Most health plans encourage enrollees to use providers in their network, usually by requiring them to pay more if they use a doctor, hospital or other provider that is not in the network. But in cases of medical emergency, treatment may not always be possible in-network. The ACA prohibits health plans from:
- Requiring enrollees to get a pre-authorization for emergency services
- Making enrollees go through extra administrative hurdles to get out-of-network emergency services covered
- Charging higher co-pays or co-insurance for out-of-network emergency services than for in-network emergency services
- Limiting coverage for out-of-network emergency care more than coverage received in-network
While the ACA limits the ability of health plans to charge you more for emergency services, it does not limit the ability of out-of-network providers to bill you for the difference between what the health plan pays for the service and the provider's charge for the service.

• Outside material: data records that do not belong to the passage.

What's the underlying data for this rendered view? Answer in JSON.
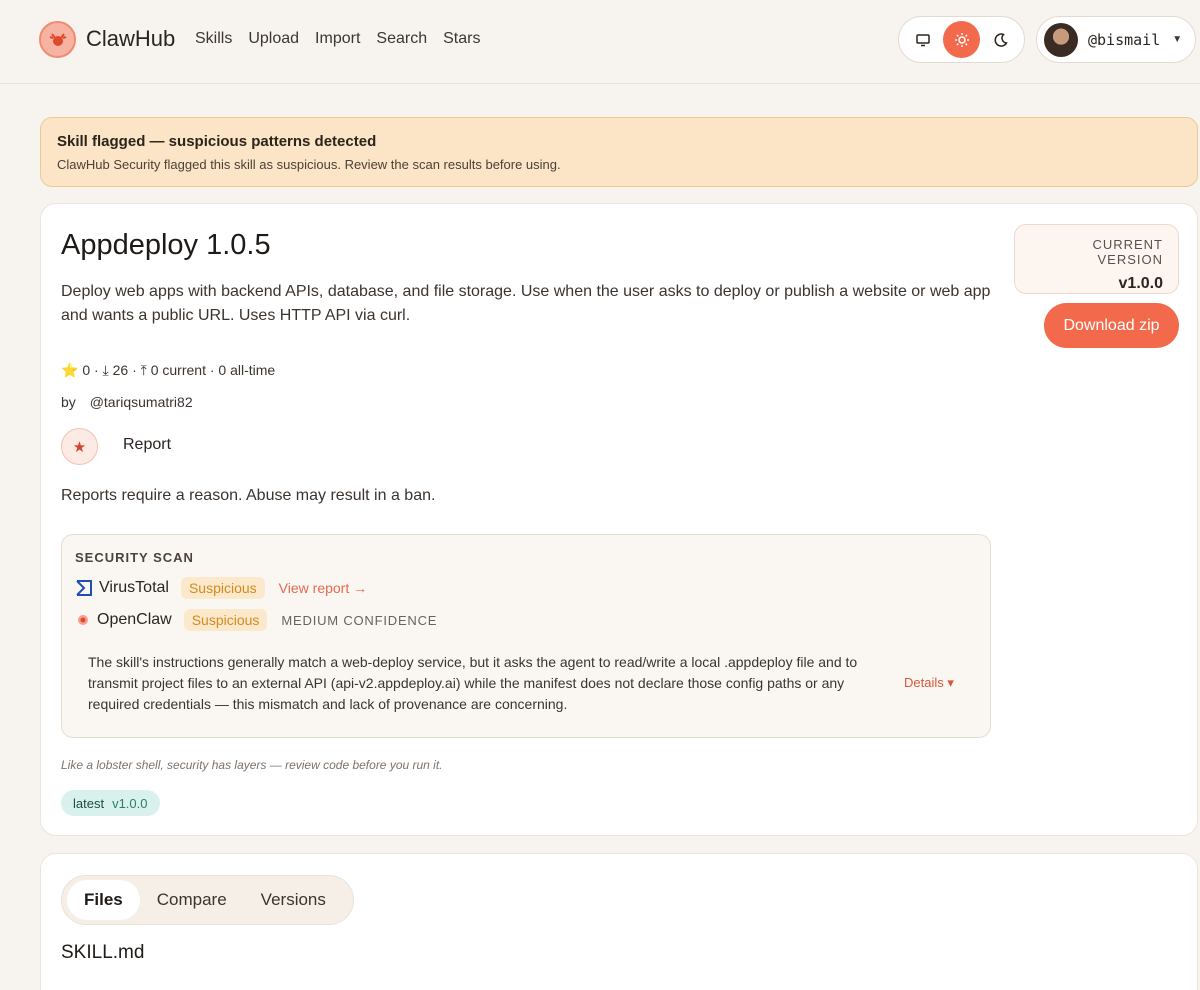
{
  "header": {
    "brand": "ClawHub",
    "nav": [
      "Skills",
      "Upload",
      "Import",
      "Search",
      "Stars"
    ],
    "theme_options": [
      "monitor-icon",
      "sun-icon",
      "moon-icon"
    ],
    "user": "@bismail"
  },
  "alert": {
    "title": "Skill flagged — suspicious patterns detected",
    "text": "ClawHub Security flagged this skill as suspicious. Review the scan results before using."
  },
  "skill": {
    "title": "Appdeploy 1.0.5",
    "description": "Deploy web apps with backend APIs, database, and file storage. Use when the user asks to deploy or publish a website or web app and wants a public URL. Uses HTTP API via curl.",
    "stats": "0 · ⤓ 26 · ⤒ 0 current · 0 all-time",
    "by": "by",
    "author": "@tariqsumatri82",
    "report_label": "Report",
    "report_note": "Reports require a reason. Abuse may result in a ban.",
    "current_version_label": "CURRENT VERSION",
    "current_version": "v1.0.0",
    "download_label": "Download zip"
  },
  "scan": {
    "header": "SECURITY SCAN",
    "virustotal": {
      "name": "VirusTotal",
      "status": "Suspicious",
      "link": "View report →"
    },
    "openclaw": {
      "name": "OpenClaw",
      "status": "Suspicious",
      "confidence": "MEDIUM CONFIDENCE"
    },
    "summary": "The skill's instructions generally match a web-deploy service, but it asks the agent to read/write a local .appdeploy file and to transmit project files to an external API (api-v2.appdeploy.ai) while the manifest does not declare those config paths or any required credentials — this mismatch and lack of provenance are concerning.",
    "details": "Details ▾"
  },
  "tagline": "Like a lobster shell, security has layers — review code before you run it.",
  "tag": {
    "key": "latest",
    "version": "v1.0.0"
  },
  "files": {
    "tabs": [
      "Files",
      "Compare",
      "Versions"
    ],
    "filename": "SKILL.md"
  },
  "colors": {
    "accent": "#f26a4b",
    "alert_bg": "#fbe5c6",
    "suspicious": "#d48b1e"
  }
}
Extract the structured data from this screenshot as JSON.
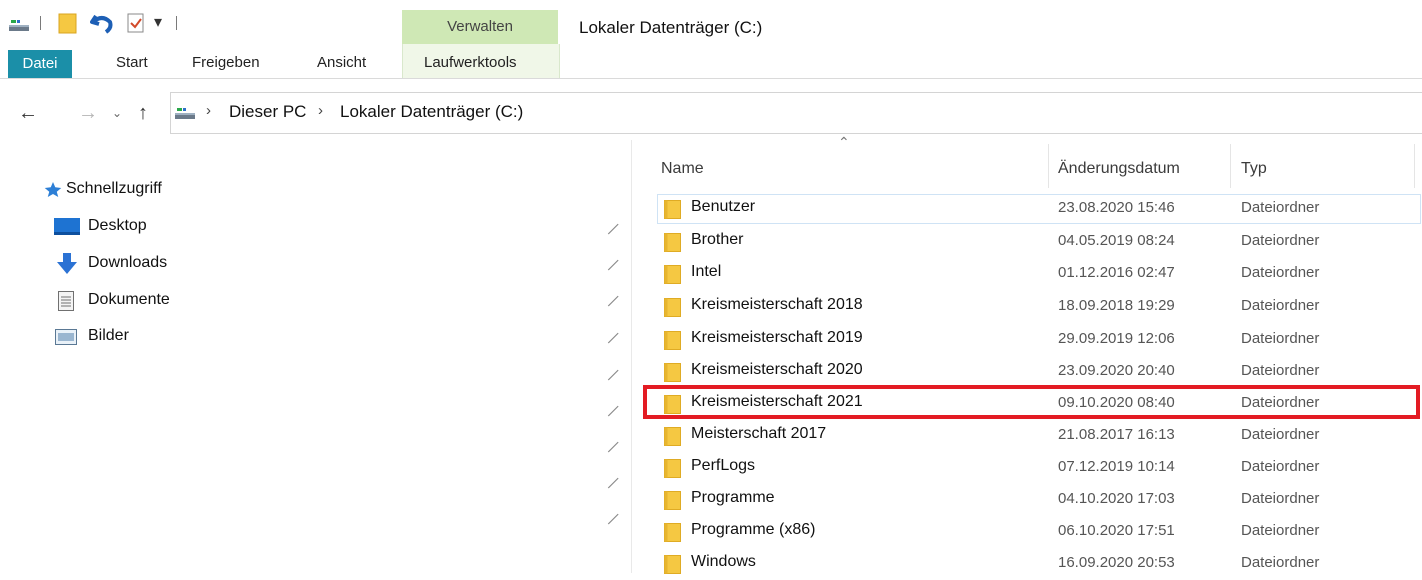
{
  "window": {
    "title": "Lokaler Datenträger (C:)",
    "contextual_group": "Verwalten",
    "contextual_tab": "Laufwerktools"
  },
  "ribbon": {
    "tabs": [
      "Datei",
      "Start",
      "Freigeben",
      "Ansicht"
    ]
  },
  "address": {
    "crumbs": [
      "Dieser PC",
      "Lokaler Datenträger (C:)"
    ]
  },
  "nav_pane": {
    "quick_access": "Schnellzugriff",
    "items": [
      {
        "label": "Desktop",
        "icon": "desktop-icon"
      },
      {
        "label": "Downloads",
        "icon": "download-arrow-icon"
      },
      {
        "label": "Dokumente",
        "icon": "document-icon"
      },
      {
        "label": "Bilder",
        "icon": "pictures-icon"
      }
    ]
  },
  "columns": {
    "name": "Name",
    "date": "Änderungsdatum",
    "type": "Typ"
  },
  "files": [
    {
      "name": "Benutzer",
      "date": "23.08.2020 15:46",
      "type": "Dateiordner"
    },
    {
      "name": "Brother",
      "date": "04.05.2019 08:24",
      "type": "Dateiordner"
    },
    {
      "name": "Intel",
      "date": "01.12.2016 02:47",
      "type": "Dateiordner"
    },
    {
      "name": "Kreismeisterschaft 2018",
      "date": "18.09.2018 19:29",
      "type": "Dateiordner"
    },
    {
      "name": "Kreismeisterschaft 2019",
      "date": "29.09.2019 12:06",
      "type": "Dateiordner"
    },
    {
      "name": "Kreismeisterschaft 2020",
      "date": "23.09.2020 20:40",
      "type": "Dateiordner"
    },
    {
      "name": "Kreismeisterschaft 2021",
      "date": "09.10.2020 08:40",
      "type": "Dateiordner"
    },
    {
      "name": "Meisterschaft 2017",
      "date": "21.08.2017 16:13",
      "type": "Dateiordner"
    },
    {
      "name": "PerfLogs",
      "date": "07.12.2019 10:14",
      "type": "Dateiordner"
    },
    {
      "name": "Programme",
      "date": "04.10.2020 17:03",
      "type": "Dateiordner"
    },
    {
      "name": "Programme (x86)",
      "date": "06.10.2020 17:51",
      "type": "Dateiordner"
    },
    {
      "name": "Windows",
      "date": "16.09.2020 20:53",
      "type": "Dateiordner"
    }
  ],
  "highlighted_file": "Kreismeisterschaft 2021",
  "colors": {
    "file_tab": "#1b8fa8",
    "contextual": "#cfe8b5",
    "highlight": "#e31b23",
    "folder": "#f5c842"
  }
}
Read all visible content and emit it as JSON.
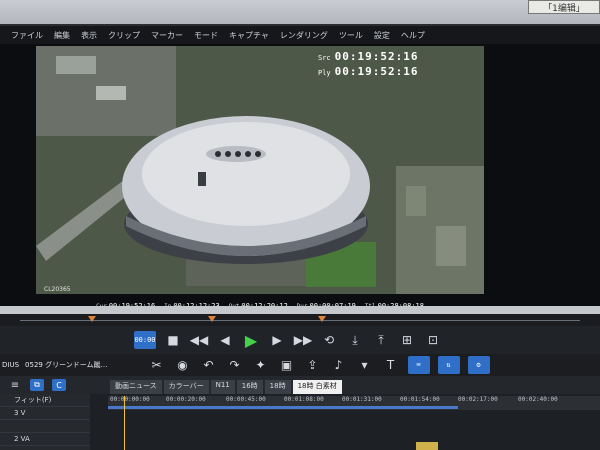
{
  "sticky": "「1编辑」",
  "menu": [
    "ファイル",
    "編集",
    "表示",
    "クリップ",
    "マーカー",
    "モード",
    "キャプチャ",
    "レンダリング",
    "ツール",
    "設定",
    "ヘルプ"
  ],
  "overlay": {
    "src_label": "Src",
    "src_tc": "00:19:52:16",
    "ply_label": "Ply",
    "ply_tc": "00:19:52:16"
  },
  "clip_id": "CL20365",
  "strip": {
    "cur_label": "Cur",
    "cur": "00:19:52;16",
    "in_label": "In",
    "in": "00:12:12;23",
    "out_label": "Out",
    "out": "00:12:20;12",
    "dur_label": "Dur",
    "dur": "00:00:07;19",
    "ttl_label": "Ttl",
    "ttl": "00:28:08;18"
  },
  "transport_tc_btn": "00:00",
  "project": {
    "app": "DIUS",
    "name": "0529 グリーンドーム蹴…"
  },
  "tabs": [
    "動画ニュース",
    "カラーバー",
    "N11",
    "16時",
    "18時",
    "18時 白素材"
  ],
  "active_tab": 5,
  "tracks": [
    "フィット(F)",
    "3 V",
    "",
    "2 VA"
  ],
  "ruler": [
    "00:00:00:00",
    "00:00:20:00",
    "00:00:45:00",
    "00:01:08:00",
    "00:01:31:00",
    "00:01:54:00",
    "00:02:17:00",
    "00:02:40:00"
  ]
}
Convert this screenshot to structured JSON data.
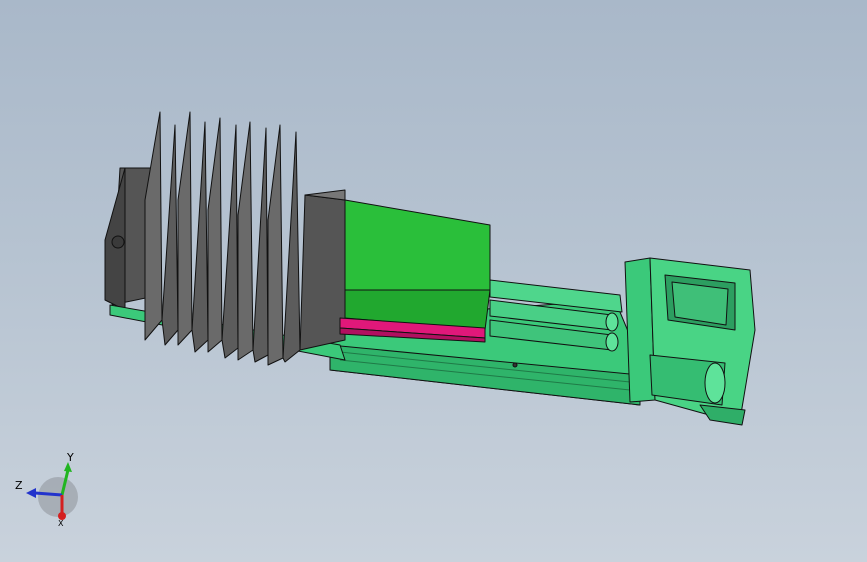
{
  "view": {
    "background_top": "#a9b8c9",
    "background_bottom": "#c9d2dc"
  },
  "model": {
    "carriage_color": "#2abf3a",
    "rail_color": "#3fcf80",
    "bellows_color": "#6a6a6a",
    "strip_color": "#e0187a",
    "edge_color": "#111111"
  },
  "triad": {
    "x_label": "X",
    "y_label": "Y",
    "z_label": "Z",
    "x_color": "#d41f1f",
    "y_color": "#21b521",
    "z_color": "#2233cc"
  }
}
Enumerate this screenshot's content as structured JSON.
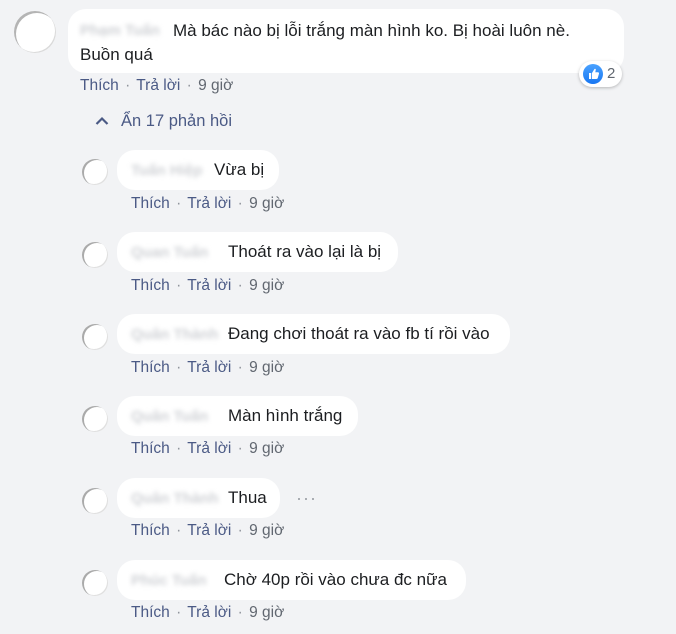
{
  "main_comment": {
    "text_line1": "Mà bác nào bị lỗi trắng màn hình ko. Bị hoài luôn nè.",
    "text_line2": "Buồn quá",
    "blurred_name": "Phạm Tuấn",
    "actions": {
      "like": "Thích",
      "reply": "Trả lời",
      "time": "9 giờ",
      "sep": "·"
    },
    "reaction_count": "2"
  },
  "replies_toggle": {
    "chevron": "⌃",
    "label": "Ẩn 17 phản hồi"
  },
  "more_options": "···",
  "replies": [
    {
      "name": "Tuấn Hiệp",
      "text": "Vừa bị",
      "like": "Thích",
      "reply": "Trả lời",
      "time": "9 giờ",
      "sep": "·"
    },
    {
      "name": "Quan Tuấn",
      "text": "Thoát ra vào lại là bị",
      "like": "Thích",
      "reply": "Trả lời",
      "time": "9 giờ",
      "sep": "·"
    },
    {
      "name": "Quân Thành",
      "text": "Đang chơi thoát ra vào fb tí rồi vào",
      "like": "Thích",
      "reply": "Trả lời",
      "time": "9 giờ",
      "sep": "·"
    },
    {
      "name": "Quân Tuấn",
      "text": "Màn hình trắng",
      "like": "Thích",
      "reply": "Trả lời",
      "time": "9 giờ",
      "sep": "·"
    },
    {
      "name": "Quân Thành",
      "text": "Thua",
      "like": "Thích",
      "reply": "Trả lời",
      "time": "9 giờ",
      "sep": "·"
    },
    {
      "name": "Phúc Tuấn",
      "text": "Chờ 40p rồi vào chưa đc nữa",
      "like": "Thích",
      "reply": "Trả lời",
      "time": "9 giờ",
      "sep": "·"
    }
  ]
}
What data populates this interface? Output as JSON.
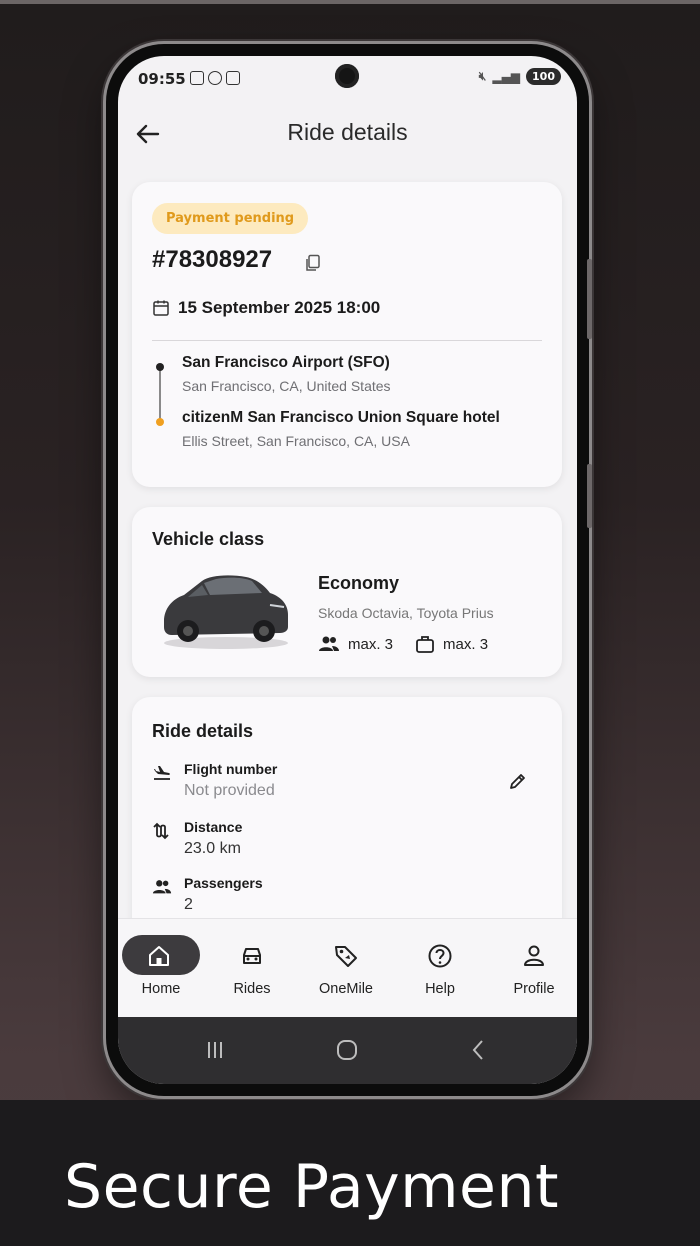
{
  "status_bar": {
    "time": "09:55",
    "battery": "100"
  },
  "header": {
    "title": "Ride details"
  },
  "ride": {
    "status_badge": "Payment pending",
    "ride_id": "#78308927",
    "datetime": "15 September 2025 18:00",
    "pickup": {
      "name": "San Francisco Airport (SFO)",
      "address": "San Francisco, CA, United States"
    },
    "dropoff": {
      "name": "citizenM San Francisco Union Square hotel",
      "address": "Ellis Street, San Francisco, CA, USA"
    }
  },
  "vehicle": {
    "section_title": "Vehicle class",
    "class_name": "Economy",
    "models": "Skoda Octavia, Toyota Prius",
    "passengers_capacity": "max. 3",
    "luggage_capacity": "max. 3"
  },
  "details": {
    "section_title": "Ride details",
    "flight_label": "Flight number",
    "flight_value": "Not provided",
    "distance_label": "Distance",
    "distance_value": "23.0 km",
    "passengers_label": "Passengers",
    "passengers_value": "2"
  },
  "bottom_nav": {
    "items": [
      {
        "label": "Home",
        "icon": "home-icon",
        "active": true
      },
      {
        "label": "Rides",
        "icon": "car-icon",
        "active": false
      },
      {
        "label": "OneMile",
        "icon": "tag-icon",
        "active": false
      },
      {
        "label": "Help",
        "icon": "help-icon",
        "active": false
      },
      {
        "label": "Profile",
        "icon": "profile-icon",
        "active": false
      }
    ]
  },
  "caption": "Secure Payment",
  "colors": {
    "badge_bg": "#fdeabf",
    "badge_text": "#e09a1c",
    "dropoff_dot": "#f0a020",
    "nav_active": "#3d3b3e"
  }
}
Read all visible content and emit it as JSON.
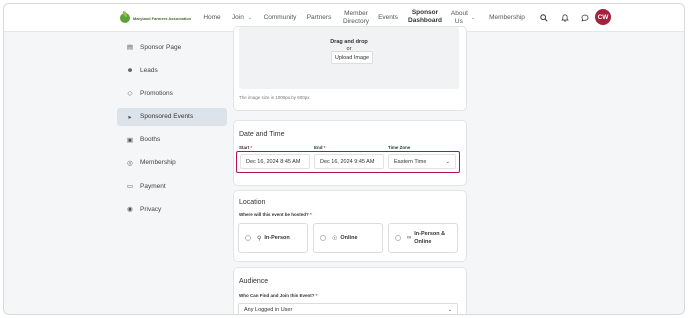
{
  "header": {
    "logo_text": "Maryland Farmers Association",
    "nav": [
      {
        "label": "Home"
      },
      {
        "label": "Join"
      },
      {
        "label": "Community"
      },
      {
        "label": "Partners"
      },
      {
        "label": "Member Directory"
      },
      {
        "label": "Events"
      },
      {
        "label": "Sponsor Dashboard"
      },
      {
        "label": "About Us"
      },
      {
        "label": "Membership"
      }
    ],
    "avatar_initials": "CW"
  },
  "sidebar": {
    "items": [
      {
        "label": "Sponsor Page",
        "icon": "sponsor-page-icon"
      },
      {
        "label": "Leads",
        "icon": "users-icon"
      },
      {
        "label": "Promotions",
        "icon": "tag-icon"
      },
      {
        "label": "Sponsored Events",
        "icon": "megaphone-icon"
      },
      {
        "label": "Booths",
        "icon": "booth-icon"
      },
      {
        "label": "Membership",
        "icon": "award-icon"
      },
      {
        "label": "Payment",
        "icon": "credit-card-icon"
      },
      {
        "label": "Privacy",
        "icon": "lock-icon"
      }
    ]
  },
  "upload": {
    "drag_text": "Drag and drop",
    "or_text": "or",
    "button_label": "Upload Image",
    "hint": "The image size is 1000px by 600px"
  },
  "datetime": {
    "title": "Date and Time",
    "start_label": "Start",
    "end_label": "End",
    "tz_label": "Time Zone",
    "start_value": "Dec 16, 2024 8:45 AM",
    "end_value": "Dec 16, 2024 9:45 AM",
    "tz_value": "Eastern Time",
    "required_mark": "*"
  },
  "location": {
    "title": "Location",
    "question": "Where will this event be hosted?",
    "required_mark": "*",
    "options": [
      {
        "label": "In-Person"
      },
      {
        "label": "Online"
      },
      {
        "label": "In-Person & Online"
      }
    ]
  },
  "audience": {
    "title": "Audience",
    "question": "Who Can Find and Join this Event?",
    "required_mark": "*",
    "value": "Any Logged in User"
  }
}
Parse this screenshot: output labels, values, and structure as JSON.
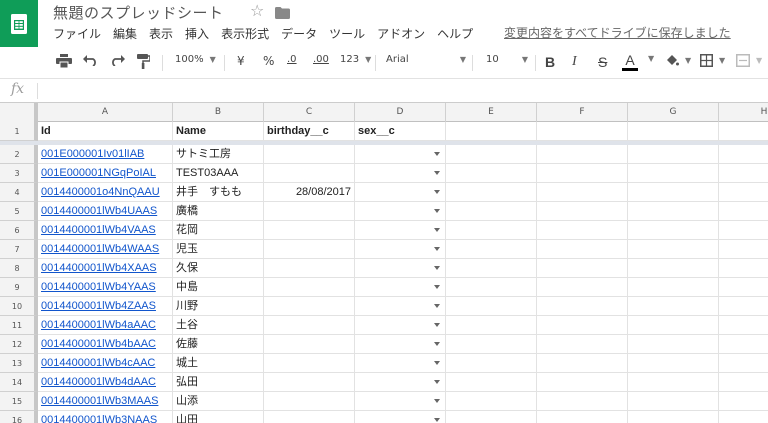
{
  "app": {
    "title": "無題のスプレッドシート",
    "save_status": "変更内容をすべてドライブに保存しました"
  },
  "menu": [
    "ファイル",
    "編集",
    "表示",
    "挿入",
    "表示形式",
    "データ",
    "ツール",
    "アドオン",
    "ヘルプ"
  ],
  "toolbar": {
    "zoom": "100%",
    "currency": "¥",
    "percent": "%",
    "decimal_decrease": ".0",
    "decimal_increase": ".00",
    "more_formats": "123",
    "font": "Arial",
    "font_size": "10",
    "bold": "B",
    "italic": "I",
    "strike": "S",
    "text_color_letter": "A",
    "accent_color": "#0f9d58",
    "text_color": "#000000"
  },
  "formula_bar": {
    "fx": "fx",
    "value": ""
  },
  "columns": [
    "A",
    "B",
    "C",
    "D",
    "E",
    "F",
    "G",
    "H"
  ],
  "header_row": {
    "row_num": "1",
    "cells": [
      "Id",
      "Name",
      "birthday__c",
      "sex__c"
    ]
  },
  "rows": [
    {
      "num": "2",
      "id": "001E000001Iv01lIAB",
      "name": "サトミ工房",
      "birthday": ""
    },
    {
      "num": "3",
      "id": "001E000001NGqPoIAL",
      "name": "TEST03AAA",
      "birthday": ""
    },
    {
      "num": "4",
      "id": "0014400001o4NnQAAU",
      "name": "井手　すもも",
      "birthday": "28/08/2017"
    },
    {
      "num": "5",
      "id": "0014400001lWb4UAAS",
      "name": "廣橋",
      "birthday": ""
    },
    {
      "num": "6",
      "id": "0014400001lWb4VAAS",
      "name": "花岡",
      "birthday": ""
    },
    {
      "num": "7",
      "id": "0014400001lWb4WAAS",
      "name": "児玉",
      "birthday": ""
    },
    {
      "num": "8",
      "id": "0014400001lWb4XAAS",
      "name": "久保",
      "birthday": ""
    },
    {
      "num": "9",
      "id": "0014400001lWb4YAAS",
      "name": "中島",
      "birthday": ""
    },
    {
      "num": "10",
      "id": "0014400001lWb4ZAAS",
      "name": "川野",
      "birthday": ""
    },
    {
      "num": "11",
      "id": "0014400001lWb4aAAC",
      "name": "土谷",
      "birthday": ""
    },
    {
      "num": "12",
      "id": "0014400001lWb4bAAC",
      "name": "佐藤",
      "birthday": ""
    },
    {
      "num": "13",
      "id": "0014400001lWb4cAAC",
      "name": "城土",
      "birthday": ""
    },
    {
      "num": "14",
      "id": "0014400001lWb4dAAC",
      "name": "弘田",
      "birthday": ""
    },
    {
      "num": "15",
      "id": "0014400001lWb3MAAS",
      "name": "山添",
      "birthday": ""
    },
    {
      "num": "16",
      "id": "0014400001lWb3NAAS",
      "name": "山田",
      "birthday": ""
    }
  ]
}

So, even if the health plan doesn't charge a higher co-pay, the enrollee might still get a bill from an out-of-network provider for other charges that were not paid by the health plan. This is called balance billing.
The ACA does not solve this problem, but does minimize providers' incentive to balance bill. The ACA sets some minimum standards for what health plans must pay out-of-network providers. The health plan must pay the greatest of these three amounts:
- The amount it pays in-network providers
- A payment based on the same methods the plan uses to pay other out-of-network services (for example, a percentage of usual and customary fees charged by other providers in your area)
- The amount Medicare would pay for that medical service
Some states also have laws to prevent balance billing. Also, Medicaid enrollees cannot be balanced billed.